It will take time to answer the many questions raised by the shootings and the response of the university and local law enforcement to them. In the meantime, the bigger question remains: How can anyone feel safe?
“You can not let fear determine the choices you’re going to make,” advised Craig Scott. He and his sister, Rachel, were students at Columbine High School when gunmen killed 12 students there in 1999. He survived. His sister didn’t. Scott has devoted his life to talking to schools, trying to see to it that such tragedies don’t happen again.
It’s important at such times, he said, for families, friends and communities to come together and reassure themselves of “how much you appreciate one another.”
“Life can be short,” Scott said. “You just don’t know when an evil person is going to do some evil thing and take the lives of innocent people.”
The carnage at Virginia Tech was unprecedented: 33 dead, including the shooter, and at least 15 wounded or injured in incidents two hours apart. Police say they aren’t positive the same gunman was responsible for all the killings.
Killer was a student
The gunman, who shot and killed two in a dormitory and gunned down another 31 in a classroom building before killing himself, was identified as a resident alien from Korea, Cho Seung Hui. The Virginia Tech Police Department said the 23-year-old was a senior in the school’s English department.
“Did they misjudge?” Pirro asked of the school administration and law enforcement.
University President Charles Steger said the university thought the first shooting was an isolated incident.
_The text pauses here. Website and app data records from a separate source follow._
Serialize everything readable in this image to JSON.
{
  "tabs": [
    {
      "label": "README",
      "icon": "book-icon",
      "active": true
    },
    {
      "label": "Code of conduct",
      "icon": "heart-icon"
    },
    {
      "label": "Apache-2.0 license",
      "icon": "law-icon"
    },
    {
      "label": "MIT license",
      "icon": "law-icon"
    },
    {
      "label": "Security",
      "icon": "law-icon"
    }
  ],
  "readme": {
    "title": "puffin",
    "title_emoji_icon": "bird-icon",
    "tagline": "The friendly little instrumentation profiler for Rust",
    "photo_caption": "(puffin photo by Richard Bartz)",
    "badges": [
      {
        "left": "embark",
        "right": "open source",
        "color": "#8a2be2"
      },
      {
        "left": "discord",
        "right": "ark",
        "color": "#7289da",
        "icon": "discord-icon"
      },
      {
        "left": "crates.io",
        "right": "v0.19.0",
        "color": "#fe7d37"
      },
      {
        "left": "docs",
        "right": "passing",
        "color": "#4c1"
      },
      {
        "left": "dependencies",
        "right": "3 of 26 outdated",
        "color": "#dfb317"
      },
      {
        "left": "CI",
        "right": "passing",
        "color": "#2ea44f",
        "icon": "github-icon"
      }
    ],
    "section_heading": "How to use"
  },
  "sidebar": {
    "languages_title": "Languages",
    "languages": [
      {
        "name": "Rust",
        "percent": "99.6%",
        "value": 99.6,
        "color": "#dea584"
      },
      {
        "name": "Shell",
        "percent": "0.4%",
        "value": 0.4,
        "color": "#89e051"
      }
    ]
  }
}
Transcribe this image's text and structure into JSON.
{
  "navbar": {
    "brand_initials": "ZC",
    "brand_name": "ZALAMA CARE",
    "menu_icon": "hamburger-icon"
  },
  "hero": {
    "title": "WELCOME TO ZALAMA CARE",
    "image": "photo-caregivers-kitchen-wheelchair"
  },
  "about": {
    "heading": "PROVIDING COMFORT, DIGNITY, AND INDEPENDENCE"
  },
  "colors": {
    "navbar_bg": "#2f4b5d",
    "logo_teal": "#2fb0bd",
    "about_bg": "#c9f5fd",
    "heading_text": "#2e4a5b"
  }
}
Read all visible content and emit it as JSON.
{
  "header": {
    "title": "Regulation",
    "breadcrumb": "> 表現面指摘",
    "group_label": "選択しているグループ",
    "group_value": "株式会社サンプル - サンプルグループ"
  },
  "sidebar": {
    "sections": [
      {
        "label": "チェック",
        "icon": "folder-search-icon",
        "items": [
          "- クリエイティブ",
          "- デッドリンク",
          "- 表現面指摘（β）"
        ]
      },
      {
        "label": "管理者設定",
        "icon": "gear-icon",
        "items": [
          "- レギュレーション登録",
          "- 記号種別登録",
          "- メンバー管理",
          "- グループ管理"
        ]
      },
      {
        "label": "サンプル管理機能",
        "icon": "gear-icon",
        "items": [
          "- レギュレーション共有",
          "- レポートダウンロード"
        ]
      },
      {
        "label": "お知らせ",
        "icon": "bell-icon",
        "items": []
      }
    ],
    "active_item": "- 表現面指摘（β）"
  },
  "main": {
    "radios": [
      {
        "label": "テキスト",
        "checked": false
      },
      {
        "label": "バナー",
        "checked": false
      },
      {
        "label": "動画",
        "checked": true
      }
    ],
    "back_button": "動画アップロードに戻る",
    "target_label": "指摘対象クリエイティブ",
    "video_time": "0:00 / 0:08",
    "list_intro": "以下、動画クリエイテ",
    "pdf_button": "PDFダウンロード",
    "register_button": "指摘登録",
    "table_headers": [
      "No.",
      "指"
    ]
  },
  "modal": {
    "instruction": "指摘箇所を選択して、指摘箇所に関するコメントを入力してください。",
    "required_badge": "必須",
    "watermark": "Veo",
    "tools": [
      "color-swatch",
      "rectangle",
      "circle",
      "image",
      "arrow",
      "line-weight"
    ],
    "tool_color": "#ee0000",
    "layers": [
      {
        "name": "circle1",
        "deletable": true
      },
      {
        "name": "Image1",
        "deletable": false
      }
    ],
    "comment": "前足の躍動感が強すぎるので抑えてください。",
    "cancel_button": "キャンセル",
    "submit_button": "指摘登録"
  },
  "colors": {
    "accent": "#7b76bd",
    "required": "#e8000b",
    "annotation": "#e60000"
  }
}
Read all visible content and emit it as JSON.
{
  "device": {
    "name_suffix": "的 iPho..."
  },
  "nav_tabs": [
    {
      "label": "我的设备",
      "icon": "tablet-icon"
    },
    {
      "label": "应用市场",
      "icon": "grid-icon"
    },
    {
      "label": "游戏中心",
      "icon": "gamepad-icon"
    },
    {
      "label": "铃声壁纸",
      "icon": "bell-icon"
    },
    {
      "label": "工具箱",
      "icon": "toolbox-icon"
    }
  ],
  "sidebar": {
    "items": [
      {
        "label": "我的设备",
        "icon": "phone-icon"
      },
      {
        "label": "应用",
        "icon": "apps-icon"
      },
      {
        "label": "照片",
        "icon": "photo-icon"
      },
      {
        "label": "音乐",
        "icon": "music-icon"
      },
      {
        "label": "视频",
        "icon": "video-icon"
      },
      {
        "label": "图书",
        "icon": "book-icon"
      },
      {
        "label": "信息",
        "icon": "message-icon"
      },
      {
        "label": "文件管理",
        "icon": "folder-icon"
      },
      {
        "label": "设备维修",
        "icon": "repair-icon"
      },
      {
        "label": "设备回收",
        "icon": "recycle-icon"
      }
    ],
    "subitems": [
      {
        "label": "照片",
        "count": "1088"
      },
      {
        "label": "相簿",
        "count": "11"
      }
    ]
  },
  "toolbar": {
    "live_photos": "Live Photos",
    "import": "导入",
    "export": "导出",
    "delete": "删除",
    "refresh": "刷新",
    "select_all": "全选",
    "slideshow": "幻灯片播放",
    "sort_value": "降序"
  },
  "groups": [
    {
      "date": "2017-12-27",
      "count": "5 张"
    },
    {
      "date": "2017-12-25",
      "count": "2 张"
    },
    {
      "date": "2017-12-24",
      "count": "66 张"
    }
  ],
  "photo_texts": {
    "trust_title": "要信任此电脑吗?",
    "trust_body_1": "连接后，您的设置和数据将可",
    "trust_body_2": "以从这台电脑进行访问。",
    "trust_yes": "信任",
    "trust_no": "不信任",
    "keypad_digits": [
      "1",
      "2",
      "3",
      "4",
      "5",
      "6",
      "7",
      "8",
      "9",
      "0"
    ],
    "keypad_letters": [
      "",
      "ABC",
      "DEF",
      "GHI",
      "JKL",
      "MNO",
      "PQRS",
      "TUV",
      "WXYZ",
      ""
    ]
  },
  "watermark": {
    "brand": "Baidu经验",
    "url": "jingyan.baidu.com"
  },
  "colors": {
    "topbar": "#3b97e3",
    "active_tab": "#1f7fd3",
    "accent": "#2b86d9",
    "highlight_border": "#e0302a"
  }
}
He also said it was early in the morning, and more than half of the student body was on its way to school.
Pirro said that federal law spells out procedures in such cases, and that includes communicating with the student body as rapidly as possible. “You’ve got a killer on the loose, one who has already killed two people,”
Pirro said. “If there had been surveillance, if police had been checking these buildings, they might have stopped this.” She also asked why the National Guard wasn’t called out to help secure the campus.
Police thought they had a suspect in the first shooting when the second broke out.
“We have to be fair,” said Kenneth Trump, President of National School Safety and Security Services. “Law enforcement is going to act on the information they have in hand. On a college campus you have a different situation than a 600-student elementary school or a high school. That’s a whole city. How do you communicate with a whole city?”
But, he added, “There are very much indeed a lot of questions to be asked.”